‘Boss Baby’ bombs


By Bob Garver



Good news, everyone: “The Boss Baby” isn’t as bad as the advertising makes it seem. Frankly it would be hard to be that bad. I was expecting 97 minutes of painful, lowbrow baby jokes mixed with tired corporate stereotypes left over from the 80’s. Some people thought the movie might be redeemed with political satire, since Alec Baldwin voices the Boss Baby and he has recently taken to playing America’s most iconic boss, but this movie was completed long before any Trump jokes could be worked in. No, the movie has to rely on other ideas to redeem itself, and a few of them actually succeed. A few.

Seven-year-old Tim Templeton (Miles Bakshi) lives an idyllic life with his parents (Lisa Kudrow and Jimmy Kimmel), but his world gets turned upside down with the arrival of his little brother, the otherwise-unnamed Boss Baby. Immediately something seems off about the newborn. Some of it is just baby stuff that Tim has to learn to accept, but some of it is strange even by baby standards. He arrives unaccompanied in a taxi, he keeps the family awake all night, he wears a suit (fortunately the necktie is just a fabrication, more on that later), he takes the parents’ attention away from Tim, and he’s a spy from a corporation that supplies all the babies in the world.

There’s a surprisingly intricate plot to this movie, but basically the Boss Baby is an adult with the body of a baby who was sent to Earth to stop evil puppy manufacturer Francis Francis (Steve Buscemi) from unleashing the world’s cutest puppy to the masses. Supposedly adults will love the puppy more than babies, and this will lead to the depletion of the human race. Boss Baby doesn’t have much luck recruiting other babies for the mission, but Tim is willing, provided Boss Baby goes back to BabyCorp afterwards and lets him have his parents all to himself again. Adventure, hijinks, bonding, and life lessons ensue.

Almost everything that happens in the movie is ridiculous, and the reason is that it’s a story being told by an adult version of Tim (Tobey Maguire). It’s established that Tim has an overactive imagination, hence the obvious embellishment. But the movie makes you think that it’s taking one approach to the narrative when it’s actually taking another, and I liked the first one more.

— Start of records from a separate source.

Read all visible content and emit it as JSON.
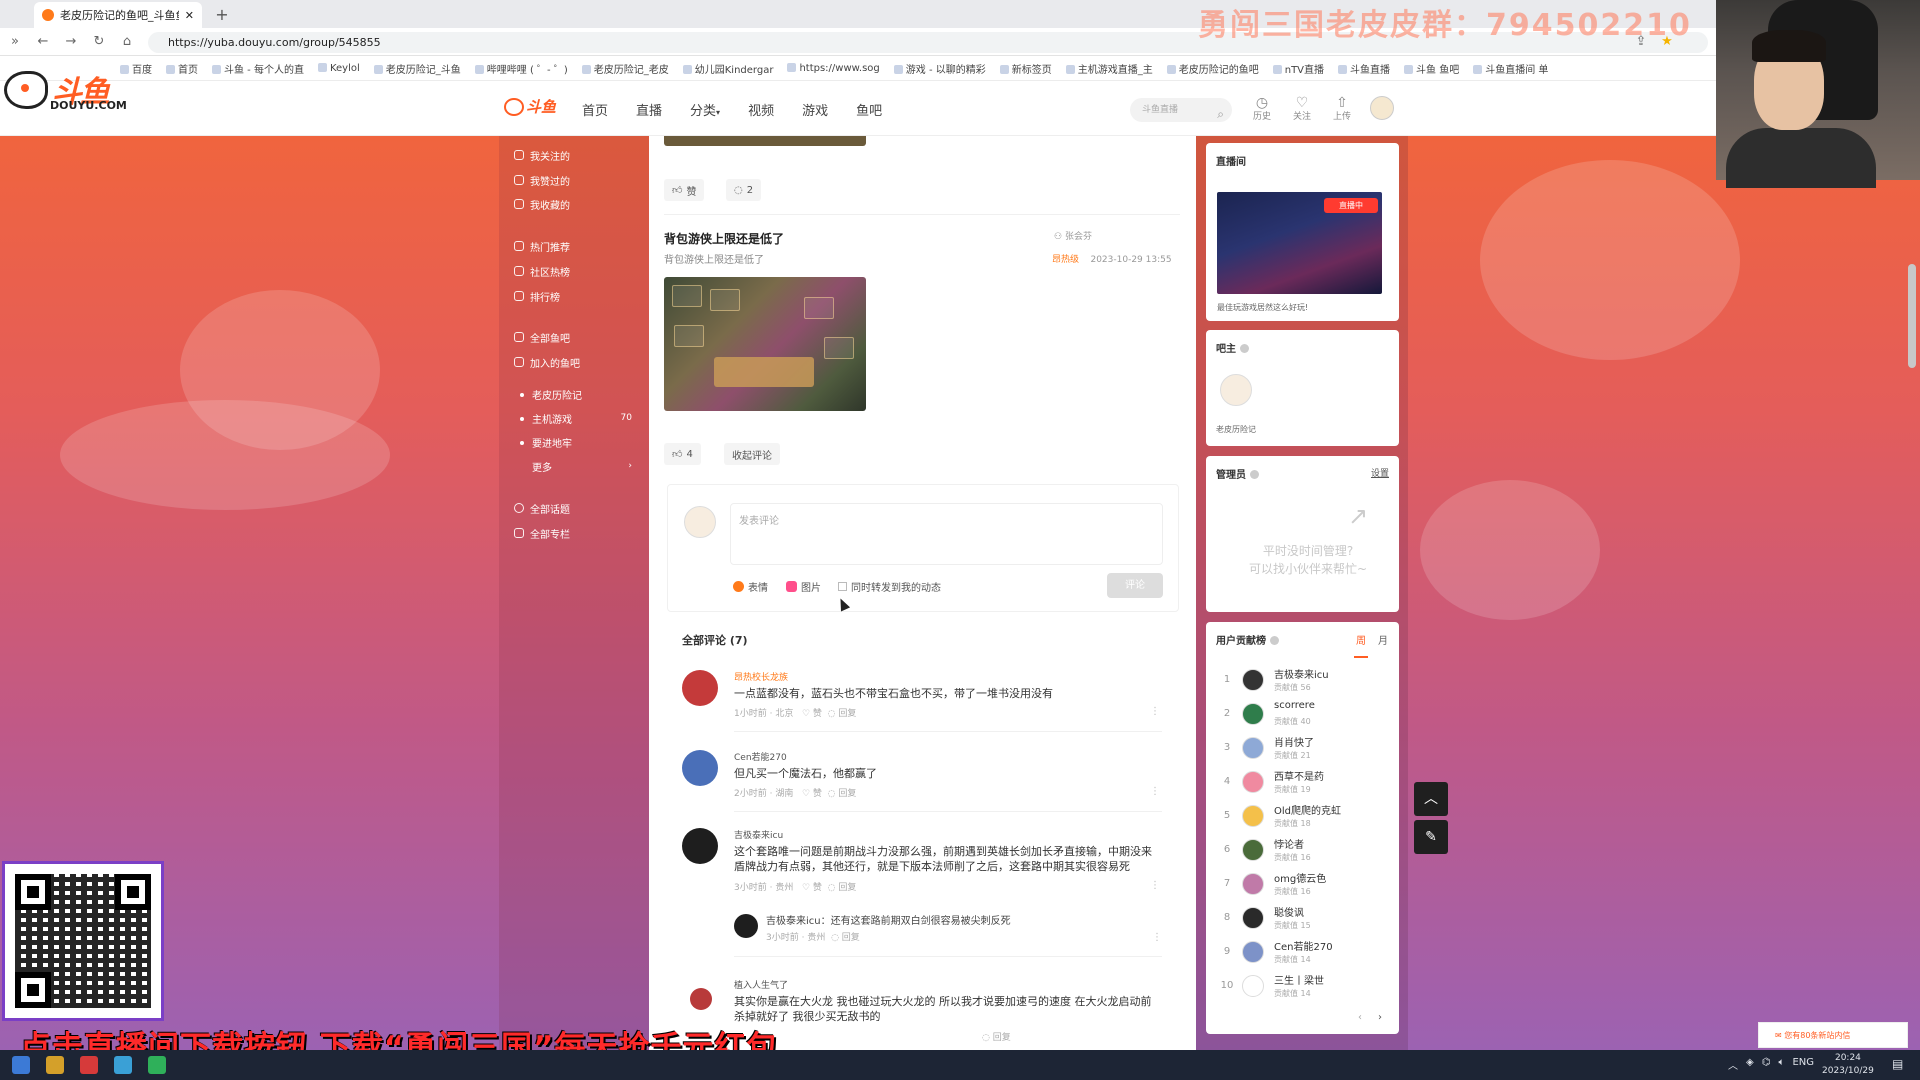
{
  "browser": {
    "tab_title": "老皮历险记的鱼吧_斗鱼鱼吧",
    "new_tab": "+",
    "url": "https://yuba.douyu.com/group/545855",
    "bookmarks": [
      "百度",
      "首页",
      "斗鱼 - 每个人的直",
      "Keylol",
      "老皮历险记_斗鱼",
      "哔哩哔哩 ( ゜- ゜)",
      "老皮历险记_老皮",
      "幼儿园Kindergar",
      "https://www.sog",
      "游戏 - 以聊的精彩",
      "新标签页",
      "主机游戏直播_主",
      "老皮历险记的鱼吧",
      "nTV直播",
      "斗鱼直播",
      "斗鱼 鱼吧",
      "斗鱼直播间 单"
    ]
  },
  "site": {
    "logo_text": "斗鱼",
    "logo_sub": "DOUYU.COM",
    "nav": [
      "首页",
      "直播",
      "分类",
      "视频",
      "游戏",
      "鱼吧"
    ],
    "search_placeholder": "斗鱼直播",
    "header_icons": [
      {
        "name": "history-icon",
        "label": "历史"
      },
      {
        "name": "follow-icon",
        "label": "关注"
      },
      {
        "name": "upload-icon",
        "label": "上传"
      }
    ]
  },
  "sidebar": {
    "groups": [
      [
        {
          "label": "我关注的"
        },
        {
          "label": "我赞过的"
        },
        {
          "label": "我收藏的"
        }
      ],
      [
        {
          "label": "热门推荐"
        },
        {
          "label": "社区热榜"
        },
        {
          "label": "排行榜"
        }
      ],
      [
        {
          "label": "全部鱼吧"
        },
        {
          "label": "加入的鱼吧"
        }
      ]
    ],
    "joined": [
      {
        "label": "老皮历险记",
        "count": ""
      },
      {
        "label": "主机游戏",
        "count": "70"
      },
      {
        "label": "要进地牢",
        "count": ""
      },
      {
        "label": "更多",
        "count": "›"
      }
    ],
    "bottom": [
      {
        "label": "全部话题"
      },
      {
        "label": "全部专栏"
      }
    ]
  },
  "prev_post": {
    "like_label": "赞",
    "comment_count": "2"
  },
  "post": {
    "title": "背包游侠上限还是低了",
    "subtitle": "背包游侠上限还是低了",
    "author": "张会芬",
    "tag": "昂热级",
    "time": "2023-10-29 13:55",
    "likes": "4",
    "collapse_label": "收起评论"
  },
  "composer": {
    "placeholder": "发表评论",
    "emoji_label": "表情",
    "image_label": "图片",
    "sync_label": "同时转发到我的动态",
    "submit_label": "评论"
  },
  "comments_header": "全部评论 (7)",
  "comments": [
    {
      "name": "昂热校长龙族",
      "text": "一点蓝都没有，蓝石头也不带宝石盒也不买，带了一堆书没用没有",
      "time": "1小时前",
      "loc": "北京",
      "like": "赞",
      "reply": "回复",
      "avatar_color": "#c43a3a"
    },
    {
      "name": "Cen若能270",
      "text": "但凡买一个魔法石，他都赢了",
      "time": "2小时前",
      "loc": "湖南",
      "like": "赞",
      "reply": "回复",
      "avatar_color": "#4a6fb8"
    },
    {
      "name": "吉极泰来icu",
      "text": "这个套路唯一问题是前期战斗力没那么强，前期遇到英雄长剑加长矛直接输，中期没来盾牌战力有点弱，其他还行，就是下版本法师削了之后，这套路中期其实很容易死",
      "time": "3小时前",
      "loc": "贵州",
      "like": "赞",
      "reply": "回复",
      "avatar_color": "#1e1e1e"
    },
    {
      "name": "植入人生气了",
      "text": "其实你是赢在大火龙 我也碰过玩大火龙的 所以我才说要加速弓的速度 在大火龙启动前杀掉就好了 我很少买无敌书的",
      "time": "",
      "loc": "",
      "like": "",
      "reply": "回复",
      "avatar_color": "#b83a3a"
    }
  ],
  "reply": {
    "name": "吉极泰来icu",
    "text": "还有这套路前期双白剑很容易被尖刺反死",
    "time": "3小时前",
    "loc": "贵州",
    "action": "回复"
  },
  "right": {
    "live_title": "直播间",
    "live_badge": "直播中",
    "live_caption": "最佳玩游戏居然这么好玩!",
    "owner_title": "吧主",
    "owner_name": "老皮历险记",
    "admin_title": "管理员",
    "admin_link": "设置",
    "admin_empty_1": "平时没时间管理?",
    "admin_empty_2": "可以找小伙伴来帮忙~",
    "rank_title": "用户贡献榜",
    "rank_tabs": [
      "周",
      "月"
    ],
    "ranking": [
      {
        "no": "1",
        "name": "吉极泰来icu",
        "score": "贡献值 56",
        "color": "#333"
      },
      {
        "no": "2",
        "name": "scorrere",
        "score": "贡献值 40",
        "color": "#2f7d4b"
      },
      {
        "no": "3",
        "name": "肖肖快了",
        "score": "贡献值 21",
        "color": "#8ea9d6"
      },
      {
        "no": "4",
        "name": "西草不是药",
        "score": "贡献值 19",
        "color": "#f08aa0"
      },
      {
        "no": "5",
        "name": "Old爬爬的克虹",
        "score": "贡献值 18",
        "color": "#f4c04a"
      },
      {
        "no": "6",
        "name": "悖论者",
        "score": "贡献值 16",
        "color": "#4a6b3a"
      },
      {
        "no": "7",
        "name": "omg德云色",
        "score": "贡献值 16",
        "color": "#c07aa8"
      },
      {
        "no": "8",
        "name": "聪俊讽",
        "score": "贡献值 15",
        "color": "#2a2a2a"
      },
      {
        "no": "9",
        "name": "Cen若能270",
        "score": "贡献值 14",
        "color": "#7d92c8"
      },
      {
        "no": "10",
        "name": "三生丨梁世",
        "score": "贡献值 14",
        "color": "#ffffff"
      }
    ],
    "pager": [
      "‹",
      "›"
    ]
  },
  "stream": {
    "watermark": "勇闯三国老皮皮群：794502210",
    "promo": "点击直播间下载按钮 下载“勇闯三国”每天抢千元红包",
    "notice": "您有80条新站内信"
  },
  "taskbar": {
    "lang": "ENG",
    "time": "20:24",
    "date": "2023/10/29"
  }
}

The “real” version negates the whole story and it basically means that all the growing and learning that Tim does throughout the movie doesn’t count. But at least it means that the parents didn’t do frightfully irresponsible things like give the baby a necktie (I never could get past that detail).

I was really dreading the humor of “The Boss Baby,” and make no mistake, there are a lot of dumb gross-out gags. But about five minutes in, I laughed at something. And then again at ten minutes. And then maybe at a creative action sequence around the 15-20 minute mark. The movie’s strength is that it goes for so many types of gags and at such frequency that something is bound to work. If you can enjoy the baby humor, that’s great, but there’s also wordplay, pratfalls, deadpan, jokes for adults that will go over kids’ heads, and when all else fails, Elvis.

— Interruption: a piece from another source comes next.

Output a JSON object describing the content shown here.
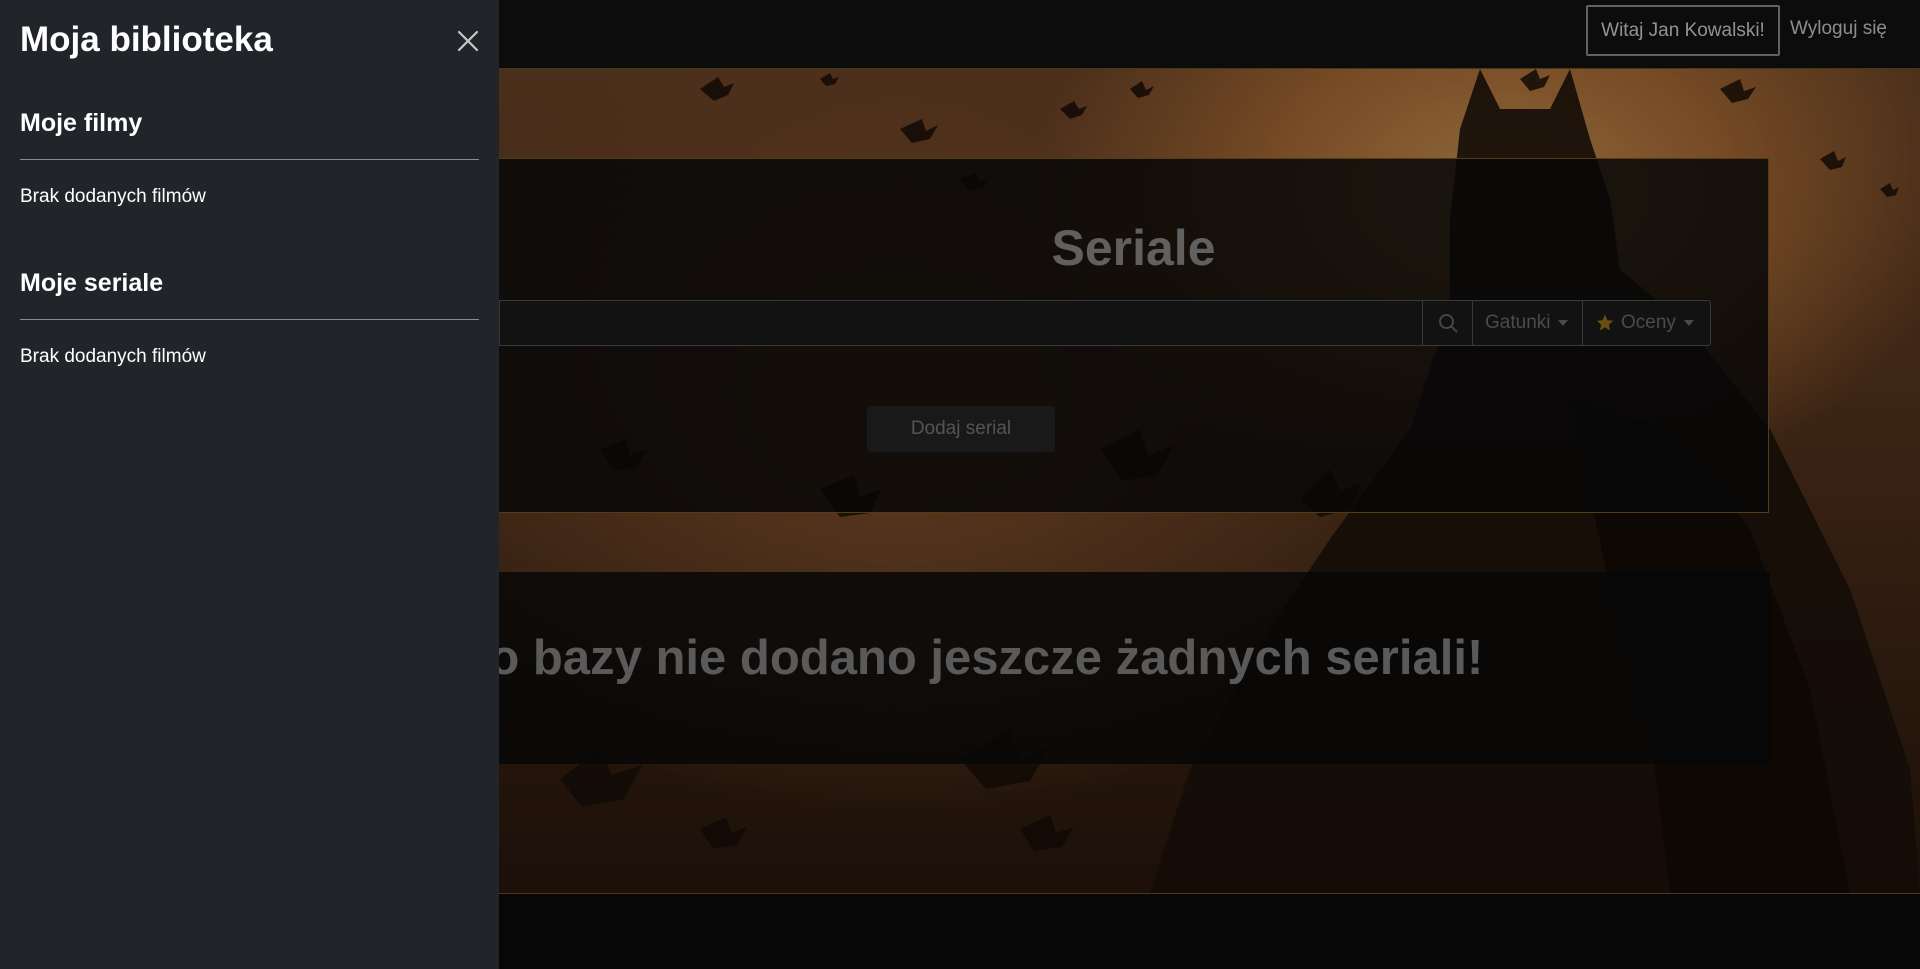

There’s a little something for everybody in “The Boss Baby,” but I have to emphasize “a little.” This movie probably isn’t worth seeking out if you have no interest in it. But if you feel obligated to see it, say, if your kids want to go, then go with them. There’s more to this movie than you think, though much of it is exactly what you expect.

By Bob Garver

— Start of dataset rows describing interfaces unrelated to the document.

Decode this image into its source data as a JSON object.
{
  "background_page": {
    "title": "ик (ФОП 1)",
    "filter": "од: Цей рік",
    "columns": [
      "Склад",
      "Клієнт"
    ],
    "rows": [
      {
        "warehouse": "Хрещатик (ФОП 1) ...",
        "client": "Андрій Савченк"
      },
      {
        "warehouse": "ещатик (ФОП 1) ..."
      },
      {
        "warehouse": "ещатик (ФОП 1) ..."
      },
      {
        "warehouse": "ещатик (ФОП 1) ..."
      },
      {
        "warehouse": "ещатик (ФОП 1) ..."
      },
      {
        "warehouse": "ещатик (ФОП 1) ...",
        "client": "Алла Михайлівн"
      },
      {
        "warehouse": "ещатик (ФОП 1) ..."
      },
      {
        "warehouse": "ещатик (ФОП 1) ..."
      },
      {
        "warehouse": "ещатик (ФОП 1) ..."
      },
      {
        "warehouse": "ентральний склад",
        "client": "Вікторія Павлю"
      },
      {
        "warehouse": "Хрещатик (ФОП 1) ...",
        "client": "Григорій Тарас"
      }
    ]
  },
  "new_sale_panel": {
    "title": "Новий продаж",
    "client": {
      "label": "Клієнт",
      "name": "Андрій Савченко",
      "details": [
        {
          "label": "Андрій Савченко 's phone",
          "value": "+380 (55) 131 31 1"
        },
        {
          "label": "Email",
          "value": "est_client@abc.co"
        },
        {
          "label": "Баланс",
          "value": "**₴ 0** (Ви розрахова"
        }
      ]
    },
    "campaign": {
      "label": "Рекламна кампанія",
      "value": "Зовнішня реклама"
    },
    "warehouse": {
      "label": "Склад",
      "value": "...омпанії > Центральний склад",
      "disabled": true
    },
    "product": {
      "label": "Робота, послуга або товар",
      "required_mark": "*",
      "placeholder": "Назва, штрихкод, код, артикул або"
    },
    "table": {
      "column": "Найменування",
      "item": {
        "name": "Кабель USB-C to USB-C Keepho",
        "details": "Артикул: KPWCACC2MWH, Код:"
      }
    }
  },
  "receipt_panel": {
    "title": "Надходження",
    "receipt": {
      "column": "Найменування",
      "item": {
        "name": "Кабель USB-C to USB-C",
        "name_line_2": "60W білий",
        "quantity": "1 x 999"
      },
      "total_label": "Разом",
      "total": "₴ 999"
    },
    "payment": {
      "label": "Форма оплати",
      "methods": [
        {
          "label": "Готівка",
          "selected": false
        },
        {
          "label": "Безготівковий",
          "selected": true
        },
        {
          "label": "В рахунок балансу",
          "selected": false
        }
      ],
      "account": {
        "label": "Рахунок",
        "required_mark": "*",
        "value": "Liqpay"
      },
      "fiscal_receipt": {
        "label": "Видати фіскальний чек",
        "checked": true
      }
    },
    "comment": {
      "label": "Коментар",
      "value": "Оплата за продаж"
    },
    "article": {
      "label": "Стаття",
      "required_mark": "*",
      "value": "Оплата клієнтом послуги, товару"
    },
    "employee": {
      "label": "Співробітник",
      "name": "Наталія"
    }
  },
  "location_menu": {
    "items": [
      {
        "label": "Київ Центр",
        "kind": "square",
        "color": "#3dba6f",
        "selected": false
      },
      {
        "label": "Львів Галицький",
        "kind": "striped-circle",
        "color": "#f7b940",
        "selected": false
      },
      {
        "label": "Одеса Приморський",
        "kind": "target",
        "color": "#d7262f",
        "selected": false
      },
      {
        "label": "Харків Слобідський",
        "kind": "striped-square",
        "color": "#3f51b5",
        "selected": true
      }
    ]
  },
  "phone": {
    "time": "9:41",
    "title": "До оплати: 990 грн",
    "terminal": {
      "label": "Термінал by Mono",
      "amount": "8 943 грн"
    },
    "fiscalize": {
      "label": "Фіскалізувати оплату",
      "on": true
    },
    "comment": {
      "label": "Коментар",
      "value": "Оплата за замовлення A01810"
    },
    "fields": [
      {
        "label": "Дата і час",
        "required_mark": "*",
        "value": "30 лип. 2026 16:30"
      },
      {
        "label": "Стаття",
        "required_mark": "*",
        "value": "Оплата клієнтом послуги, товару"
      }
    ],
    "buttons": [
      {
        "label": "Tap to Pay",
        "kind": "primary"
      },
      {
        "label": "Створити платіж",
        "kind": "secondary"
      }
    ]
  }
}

Reach Bob Garver at rrg251@nyu.edu.

Reach Bob Garver at rrg251@nyu.edu.